There’s a staggering number of people who believe they can justify shoplifting
Consumers are struggling and many can justify retail theft to some extent. Photo: Getty
A Monash University report states that nearly 30 per cent of Australian consumers believe it is fine to take an item from a shop without paying for it.
The Cost of Living and Consumer Deviance Spotlight report comes as many Australians struggle to survive during this cost-of-living crisis, where grocery bills are still eye-watering and people have changed their spending habits.
Monash Business School’s Australian Consumer and Retail Studies (ACRS) group hoped to provide context to the current struggle consumers are experiencing with the report.
“We wanted to understand if and how consumers are changing their spending habits to relieve these financial pressures, and how justifiable certain deviant behaviours, such as retail theft, are to consumers in the current climate,” lead researcher Stephanie Atto said.
The research found that many Australians believe retail theft was justifiable to some degree given the current circumstances:
- 28 per cent believe it is OK to take an item without paying for it
- 30 per cent believe it is fine to change the price tags on products
- 32 per cent believe not scanning some items at a self-serve checkout is ‘fine’
- 37 per cent believe scanning items as cheaper items at the self-serve check out is ‘justifiable’.
“Fears of opportunistic consumers have been growing among retail businesses who not only face the issue of decreasing consumer spend, but also the need to be wary of consumers looking to save money through more deviant means,” Atto said.
Young consumers can justify retail theft on some levels.
Age divide in attitudes
Older consumers, aged over 55, were more inclined to declare retail theft as “not at all” justifiable, compared to other age groups, particularly younger consumers (aged 18 to 34).
“More specifically, 93 per cent of older consumer said ‘taking an item without paying for it’ was ‘not at all’ justifiable, compared to only 47 per cent of younger consumers,” the researchers said.
“The remaining 53 per cent of younger consumers felt it was ‘a little’ to ‘completely’ justifiable.
“Similarly, ‘changing price tags on products’ was ‘not at all’ justifiable to 90 per cent of older consumers compared to 45 per cent of younger consumers.”

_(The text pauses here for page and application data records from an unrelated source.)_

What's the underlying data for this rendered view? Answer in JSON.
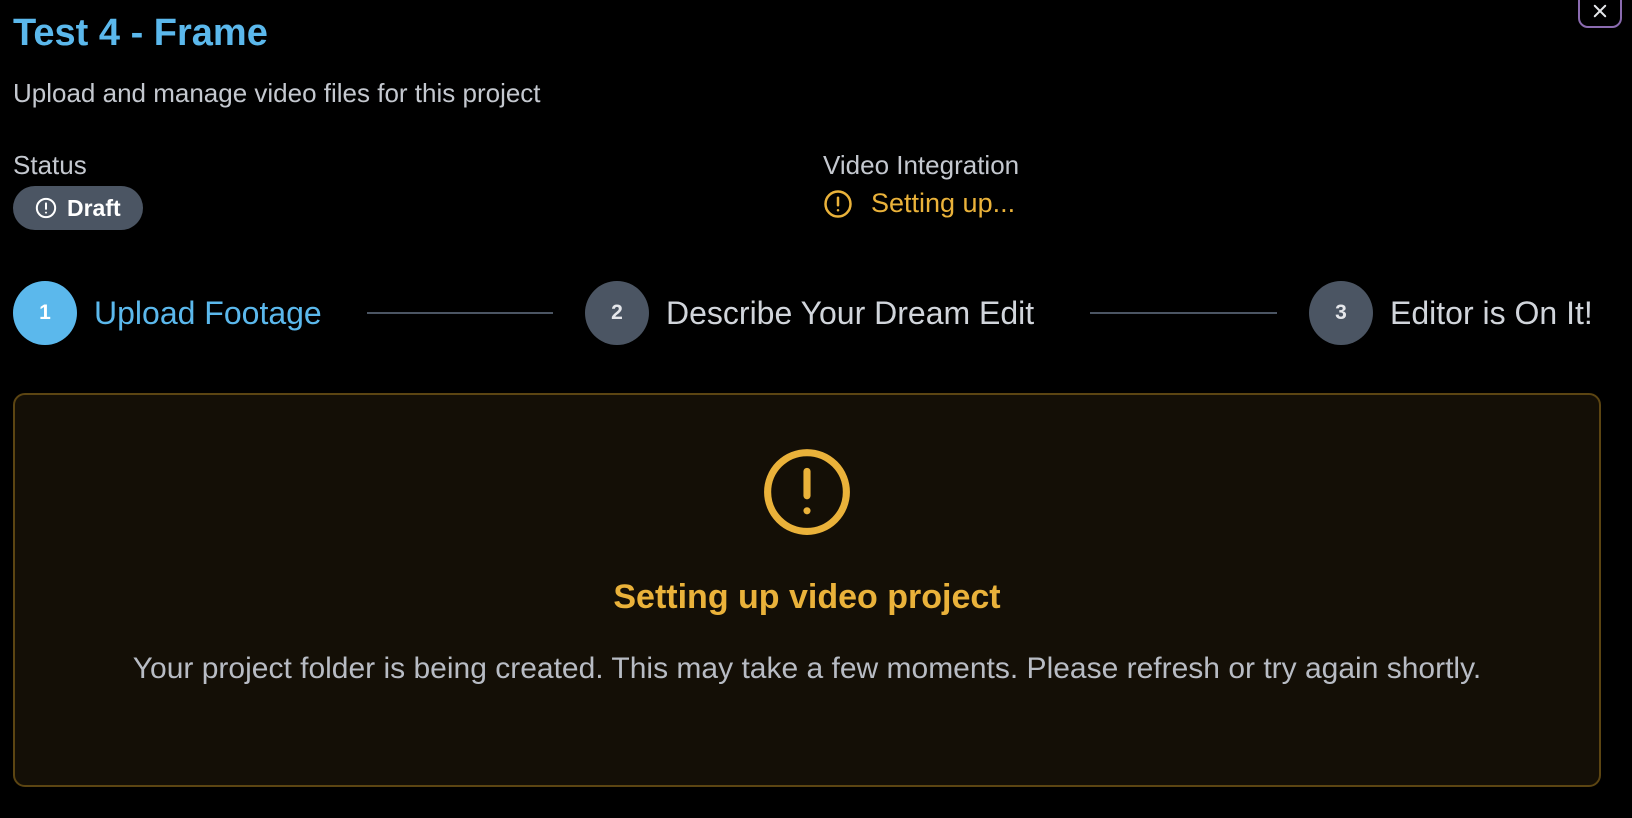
{
  "header": {
    "title": "Test 4 - Frame",
    "subtitle": "Upload and manage video files for this project"
  },
  "status": {
    "label": "Status",
    "badge": "Draft",
    "badge_icon": "alert-circle-icon"
  },
  "integration": {
    "label": "Video Integration",
    "value": "Setting up...",
    "icon": "alert-circle-icon"
  },
  "steps": [
    {
      "number": "1",
      "label": "Upload Footage",
      "active": true
    },
    {
      "number": "2",
      "label": "Describe Your Dream Edit",
      "active": false
    },
    {
      "number": "3",
      "label": "Editor is On It!",
      "active": false
    }
  ],
  "notice": {
    "icon": "alert-circle-icon",
    "title": "Setting up video project",
    "message": "Your project folder is being created. This may take a few moments. Please refresh or try again shortly."
  },
  "close_icon": "close-icon",
  "colors": {
    "accent": "#5bb8ec",
    "warning": "#eab23a",
    "badge_bg": "#4b5563",
    "panel_bg": "#140f06",
    "panel_border": "#5c4512",
    "background": "#000000"
  }
}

Although retail theft might be justifiable in the eyes of Australia’s youth, it isn’t an indication or proof that they are the ones who are actually stealing.
The report comes as Woolworths and Coles increase their anti-theft measures in stores.
Although the cost-of-living crisis is hurting people of all ages, young Australians are particularly feeling the burn, as they generally have less savings to fall back on.
A majority of Australians consumers reported their non-discretionary spending had increased in the past 12 months, and 60 per cent of people said they had observed their essential grocery items going up in price.
Consumers are worse off
The ACRS group also found that 50 per cent of consumers are financially worse off now compared to a year ago.
Additionally, consumers are feeling pessimistic about their current and future finances and the expectations of future business conditions.
And 42 per cent believe now is not the time to be splurging on pricier items like furniture, refrigerators and televisions.
“Much of the consumer financial pessimism and changes in spending habits has been attributed to inflation and expectations of ongoing rate increases, which will need to abate before any significant changes to consumer confidence can be seen,” Atto said.
Out of all the age groups, it was those aged 35 to 54 who were the most pessimistic about their current financial situation, with 57 per cent of consumers in that age group being worse off financially now compared to a year ago.
Right now, shoppers are focused on buying the basics, like groceries, housing and insurance and cutting back on non-essentials like clothing and takeaway.